“What the Australians do is unique,” says Eric Fombonne, professor of psychiatry at Oregon Health and Science University in Portland, who was not involved in the study. “The severity of symptoms is something that has been difficult to track in studies.”
The proportion of people with autism rated as a ‘3’ on three or more of the diagnostic criteria dropped from 16 percent in 2000 to 1.6 percent in 2006, the researchers found. Over the same period, the proportion of people rated as a ‘0’ on three or more criteria rose from 58.5 percent to 86.6 percent.
The researchers saw shifts in severity across all types of autism features, including social difficulties, communication problems, restricted interests and repetitive behaviors. These shifts did not vary significantly by the age or sex of the individuals.
Increased overall awareness of autism may contribute to the diminishing proportion of severe cases, Whitehouse says. Government policies that incentivize parents to seek a diagnosis in order to access services may also be a factor, he says.
Studies suggest that changes in diagnostic criteria have played a role in the overall uptick in autism prevalence. But the new study controlled for this factor, because there was no change in criteria over the six years the study covers.
“What shocked me the most is that these changes occurred many years after the last change in the DSM,” Whitehouse says. “So it actually shows us that, as clinicians, our interpretation of diagnostic criteria is a living and evolving thing.”

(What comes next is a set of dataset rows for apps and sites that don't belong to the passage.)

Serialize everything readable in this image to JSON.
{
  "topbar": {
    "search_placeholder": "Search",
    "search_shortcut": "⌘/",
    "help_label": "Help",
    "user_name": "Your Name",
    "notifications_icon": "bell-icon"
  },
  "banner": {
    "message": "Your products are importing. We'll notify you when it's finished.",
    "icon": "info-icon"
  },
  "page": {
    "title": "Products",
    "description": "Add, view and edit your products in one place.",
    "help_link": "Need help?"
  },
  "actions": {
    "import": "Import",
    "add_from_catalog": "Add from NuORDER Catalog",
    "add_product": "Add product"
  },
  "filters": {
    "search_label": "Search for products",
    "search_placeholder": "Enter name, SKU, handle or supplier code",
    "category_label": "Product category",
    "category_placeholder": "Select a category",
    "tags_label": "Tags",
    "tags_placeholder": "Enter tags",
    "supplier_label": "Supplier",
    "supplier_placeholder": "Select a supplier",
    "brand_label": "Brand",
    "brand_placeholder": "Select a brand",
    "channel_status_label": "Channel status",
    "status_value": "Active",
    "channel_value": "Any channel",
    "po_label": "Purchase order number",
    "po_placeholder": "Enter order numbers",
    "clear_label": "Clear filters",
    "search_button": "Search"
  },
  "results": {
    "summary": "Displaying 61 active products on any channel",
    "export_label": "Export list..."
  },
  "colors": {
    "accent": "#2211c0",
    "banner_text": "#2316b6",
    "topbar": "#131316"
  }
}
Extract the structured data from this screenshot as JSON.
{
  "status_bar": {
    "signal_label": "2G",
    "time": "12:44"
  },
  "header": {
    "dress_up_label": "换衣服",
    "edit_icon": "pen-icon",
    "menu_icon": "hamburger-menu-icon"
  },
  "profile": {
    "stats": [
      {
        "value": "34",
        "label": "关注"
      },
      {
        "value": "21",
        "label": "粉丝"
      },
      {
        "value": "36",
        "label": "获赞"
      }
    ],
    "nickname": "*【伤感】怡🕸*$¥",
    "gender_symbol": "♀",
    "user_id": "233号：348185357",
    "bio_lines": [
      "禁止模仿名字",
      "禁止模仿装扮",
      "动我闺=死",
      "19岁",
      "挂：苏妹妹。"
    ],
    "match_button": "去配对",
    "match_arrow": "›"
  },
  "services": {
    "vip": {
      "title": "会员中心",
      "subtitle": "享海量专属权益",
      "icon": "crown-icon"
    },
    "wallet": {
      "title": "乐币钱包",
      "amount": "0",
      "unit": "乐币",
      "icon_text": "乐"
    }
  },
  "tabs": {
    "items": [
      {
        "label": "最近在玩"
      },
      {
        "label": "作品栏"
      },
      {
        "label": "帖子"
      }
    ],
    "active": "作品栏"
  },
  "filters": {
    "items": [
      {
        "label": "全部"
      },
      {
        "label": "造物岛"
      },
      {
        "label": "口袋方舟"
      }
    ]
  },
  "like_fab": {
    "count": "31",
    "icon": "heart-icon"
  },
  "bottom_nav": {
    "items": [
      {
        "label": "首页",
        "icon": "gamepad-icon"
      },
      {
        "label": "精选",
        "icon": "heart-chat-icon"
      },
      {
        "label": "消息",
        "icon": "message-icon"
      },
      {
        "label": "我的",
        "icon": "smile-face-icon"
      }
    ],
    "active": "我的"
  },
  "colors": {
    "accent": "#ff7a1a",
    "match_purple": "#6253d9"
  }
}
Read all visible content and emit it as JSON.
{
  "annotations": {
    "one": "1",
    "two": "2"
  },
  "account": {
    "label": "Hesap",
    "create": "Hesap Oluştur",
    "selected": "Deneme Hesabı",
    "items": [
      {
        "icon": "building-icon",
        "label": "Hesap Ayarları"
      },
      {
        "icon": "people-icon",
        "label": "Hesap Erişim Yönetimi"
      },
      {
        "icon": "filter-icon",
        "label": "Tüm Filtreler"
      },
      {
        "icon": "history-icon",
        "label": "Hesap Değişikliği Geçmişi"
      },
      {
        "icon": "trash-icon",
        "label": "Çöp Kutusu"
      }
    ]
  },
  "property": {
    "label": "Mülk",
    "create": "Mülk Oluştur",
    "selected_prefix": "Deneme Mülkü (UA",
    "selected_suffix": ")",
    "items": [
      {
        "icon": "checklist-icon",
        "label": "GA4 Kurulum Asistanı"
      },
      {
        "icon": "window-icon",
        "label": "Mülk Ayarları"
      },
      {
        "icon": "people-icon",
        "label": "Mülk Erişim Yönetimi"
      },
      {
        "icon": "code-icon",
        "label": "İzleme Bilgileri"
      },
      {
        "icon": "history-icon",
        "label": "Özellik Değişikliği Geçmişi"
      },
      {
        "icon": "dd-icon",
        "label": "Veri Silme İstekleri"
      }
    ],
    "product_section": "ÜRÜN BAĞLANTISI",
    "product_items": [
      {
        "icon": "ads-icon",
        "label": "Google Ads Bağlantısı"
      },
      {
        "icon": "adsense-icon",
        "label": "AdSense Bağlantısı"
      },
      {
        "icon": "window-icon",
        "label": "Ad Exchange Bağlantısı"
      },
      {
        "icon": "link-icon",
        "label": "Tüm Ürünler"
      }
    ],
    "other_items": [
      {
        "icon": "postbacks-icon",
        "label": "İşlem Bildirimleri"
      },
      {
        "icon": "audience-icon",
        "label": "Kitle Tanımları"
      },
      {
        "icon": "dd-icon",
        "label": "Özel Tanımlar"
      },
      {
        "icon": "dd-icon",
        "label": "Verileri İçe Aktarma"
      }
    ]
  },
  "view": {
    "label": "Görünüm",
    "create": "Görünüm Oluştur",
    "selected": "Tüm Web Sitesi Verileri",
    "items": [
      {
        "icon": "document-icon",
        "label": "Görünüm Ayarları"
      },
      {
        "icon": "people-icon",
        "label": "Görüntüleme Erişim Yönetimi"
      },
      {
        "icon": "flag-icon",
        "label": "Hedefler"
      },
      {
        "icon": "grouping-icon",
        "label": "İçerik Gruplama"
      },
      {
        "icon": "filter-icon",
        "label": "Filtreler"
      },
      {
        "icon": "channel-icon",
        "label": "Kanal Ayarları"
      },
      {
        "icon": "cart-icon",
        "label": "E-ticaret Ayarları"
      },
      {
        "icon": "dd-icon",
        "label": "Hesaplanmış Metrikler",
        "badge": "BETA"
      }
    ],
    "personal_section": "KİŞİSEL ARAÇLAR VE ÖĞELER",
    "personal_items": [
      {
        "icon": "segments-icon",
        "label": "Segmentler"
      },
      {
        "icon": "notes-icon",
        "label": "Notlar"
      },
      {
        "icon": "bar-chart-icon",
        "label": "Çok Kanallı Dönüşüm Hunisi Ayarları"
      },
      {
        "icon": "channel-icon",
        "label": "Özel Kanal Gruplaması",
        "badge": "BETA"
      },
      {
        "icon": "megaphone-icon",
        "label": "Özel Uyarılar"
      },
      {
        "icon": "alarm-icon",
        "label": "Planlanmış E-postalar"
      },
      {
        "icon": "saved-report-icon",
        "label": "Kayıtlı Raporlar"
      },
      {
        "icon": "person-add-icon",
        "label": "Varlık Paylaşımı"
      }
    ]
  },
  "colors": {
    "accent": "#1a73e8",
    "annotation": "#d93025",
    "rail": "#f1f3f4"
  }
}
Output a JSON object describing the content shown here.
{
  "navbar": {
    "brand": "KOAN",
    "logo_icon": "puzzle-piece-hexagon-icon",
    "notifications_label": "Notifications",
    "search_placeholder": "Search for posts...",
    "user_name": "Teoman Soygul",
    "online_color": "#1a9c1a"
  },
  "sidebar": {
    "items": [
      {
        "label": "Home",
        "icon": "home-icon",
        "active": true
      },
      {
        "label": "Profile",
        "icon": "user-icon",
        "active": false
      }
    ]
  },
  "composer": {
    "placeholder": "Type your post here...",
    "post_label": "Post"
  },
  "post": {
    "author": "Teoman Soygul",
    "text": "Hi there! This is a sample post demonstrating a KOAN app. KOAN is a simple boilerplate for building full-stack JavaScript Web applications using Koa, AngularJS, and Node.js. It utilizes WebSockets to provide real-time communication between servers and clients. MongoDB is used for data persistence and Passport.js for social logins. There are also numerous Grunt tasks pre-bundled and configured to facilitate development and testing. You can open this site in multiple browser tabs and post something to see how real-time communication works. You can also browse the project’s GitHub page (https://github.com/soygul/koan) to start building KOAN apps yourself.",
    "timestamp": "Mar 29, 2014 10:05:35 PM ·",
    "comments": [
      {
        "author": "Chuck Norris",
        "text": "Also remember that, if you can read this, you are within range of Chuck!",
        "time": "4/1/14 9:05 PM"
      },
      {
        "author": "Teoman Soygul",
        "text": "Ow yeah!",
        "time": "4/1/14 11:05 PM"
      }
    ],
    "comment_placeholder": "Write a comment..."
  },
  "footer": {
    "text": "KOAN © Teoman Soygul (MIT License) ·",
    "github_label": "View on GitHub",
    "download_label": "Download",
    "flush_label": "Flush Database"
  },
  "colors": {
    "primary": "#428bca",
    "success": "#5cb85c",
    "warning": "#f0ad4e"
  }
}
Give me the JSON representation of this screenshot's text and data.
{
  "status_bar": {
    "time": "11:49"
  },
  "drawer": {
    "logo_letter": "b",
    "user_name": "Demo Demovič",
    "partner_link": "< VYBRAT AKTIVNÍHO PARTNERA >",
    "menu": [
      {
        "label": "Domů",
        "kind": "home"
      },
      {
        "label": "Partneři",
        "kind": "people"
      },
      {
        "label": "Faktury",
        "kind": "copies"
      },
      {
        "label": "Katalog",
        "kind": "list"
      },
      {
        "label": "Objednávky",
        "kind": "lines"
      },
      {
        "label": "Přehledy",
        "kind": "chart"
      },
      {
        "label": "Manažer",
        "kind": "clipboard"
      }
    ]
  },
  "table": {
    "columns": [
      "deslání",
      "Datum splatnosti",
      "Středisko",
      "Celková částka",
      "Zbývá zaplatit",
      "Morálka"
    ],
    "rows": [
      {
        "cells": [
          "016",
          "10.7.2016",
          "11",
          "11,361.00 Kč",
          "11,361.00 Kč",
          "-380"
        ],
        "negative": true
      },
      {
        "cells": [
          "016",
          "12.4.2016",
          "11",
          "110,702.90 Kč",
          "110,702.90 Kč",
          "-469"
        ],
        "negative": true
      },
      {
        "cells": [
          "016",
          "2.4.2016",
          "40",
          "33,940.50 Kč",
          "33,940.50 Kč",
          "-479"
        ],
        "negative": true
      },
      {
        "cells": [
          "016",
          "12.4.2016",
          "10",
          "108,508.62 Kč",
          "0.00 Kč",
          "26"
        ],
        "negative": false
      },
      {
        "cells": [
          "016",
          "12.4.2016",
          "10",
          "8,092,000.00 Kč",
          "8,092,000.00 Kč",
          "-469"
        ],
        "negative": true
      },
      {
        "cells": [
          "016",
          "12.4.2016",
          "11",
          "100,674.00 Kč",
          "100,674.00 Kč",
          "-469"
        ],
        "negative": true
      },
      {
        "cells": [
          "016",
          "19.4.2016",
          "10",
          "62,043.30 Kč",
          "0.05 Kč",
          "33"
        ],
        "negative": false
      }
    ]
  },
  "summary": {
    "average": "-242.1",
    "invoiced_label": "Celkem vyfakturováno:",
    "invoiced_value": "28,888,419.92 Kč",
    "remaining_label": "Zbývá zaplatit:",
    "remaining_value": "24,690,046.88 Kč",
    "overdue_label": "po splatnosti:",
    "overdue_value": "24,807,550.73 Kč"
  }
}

The study covers a relatively short time period, and it is unclear whether the results generalize to other parts of the world. “But the fact that they still found this is telling you something,” Fombonne says.
Replicating the findings in a larger population might help researchers pinpoint which diagnostic criteria show the greatest shifts in severity — and in doing so, better define the core features of autism.